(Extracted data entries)
┄┄┄┄┄┄┄┄┄┄

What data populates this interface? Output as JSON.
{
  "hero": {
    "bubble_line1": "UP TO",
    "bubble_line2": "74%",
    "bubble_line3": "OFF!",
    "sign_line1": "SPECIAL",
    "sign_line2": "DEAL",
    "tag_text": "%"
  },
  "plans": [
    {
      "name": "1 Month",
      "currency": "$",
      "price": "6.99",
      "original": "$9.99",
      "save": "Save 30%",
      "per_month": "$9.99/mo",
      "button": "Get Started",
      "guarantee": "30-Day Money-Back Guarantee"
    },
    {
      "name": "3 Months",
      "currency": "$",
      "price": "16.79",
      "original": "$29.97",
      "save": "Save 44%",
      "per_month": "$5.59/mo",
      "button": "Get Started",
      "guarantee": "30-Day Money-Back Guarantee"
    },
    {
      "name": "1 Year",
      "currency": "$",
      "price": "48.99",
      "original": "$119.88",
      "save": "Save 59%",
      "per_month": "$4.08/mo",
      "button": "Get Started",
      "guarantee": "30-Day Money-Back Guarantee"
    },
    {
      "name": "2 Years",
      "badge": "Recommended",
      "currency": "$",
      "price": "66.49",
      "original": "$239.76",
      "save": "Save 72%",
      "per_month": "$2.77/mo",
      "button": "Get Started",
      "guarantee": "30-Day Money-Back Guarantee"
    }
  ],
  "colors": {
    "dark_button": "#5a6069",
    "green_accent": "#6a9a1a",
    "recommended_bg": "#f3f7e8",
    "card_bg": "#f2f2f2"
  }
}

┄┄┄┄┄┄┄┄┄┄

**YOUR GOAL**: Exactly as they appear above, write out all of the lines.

**WRITTEN ANSWER**:
What data populates this interface? Output as JSON.
{
  "hero": {
    "bubble_line1": "UP TO",
    "bubble_line2": "74%",
    "bubble_line3": "OFF!",
    "sign_line1": "SPECIAL",
    "sign_line2": "DEAL",
    "tag_text": "%"
  },
  "plans": [
    {
      "name": "1 Month",
      "currency": "$",
      "price": "6.99",
      "original": "$9.99",
      "save": "Save 30%",
      "per_month": "$9.99/mo",
      "button": "Get Started",
      "guarantee": "30-Day Money-Back Guarantee"
    },
    {
      "name": "3 Months",
      "currency": "$",
      "price": "16.79",
      "original": "$29.97",
      "save": "Save 44%",
      "per_month": "$5.59/mo",
      "button": "Get Started",
      "guarantee": "30-Day Money-Back Guarantee"
    },
    {
      "name": "1 Year",
      "currency": "$",
      "price": "48.99",
      "original": "$119.88",
      "save": "Save 59%",
      "per_month": "$4.08/mo",
      "button": "Get Started",
      "guarantee": "30-Day Money-Back Guarantee"
    },
    {
      "name": "2 Years",
      "badge": "Recommended",
      "currency": "$",
      "price": "66.49",
      "original": "$239.76",
      "save": "Save 72%",
      "per_month": "$2.77/mo",
      "button": "Get Started",
      "guarantee": "30-Day Money-Back Guarantee"
    }
  ],
  "colors": {
    "dark_button": "#5a6069",
    "green_accent": "#6a9a1a",
    "recommended_bg": "#f3f7e8",
    "card_bg": "#f2f2f2"
  }
}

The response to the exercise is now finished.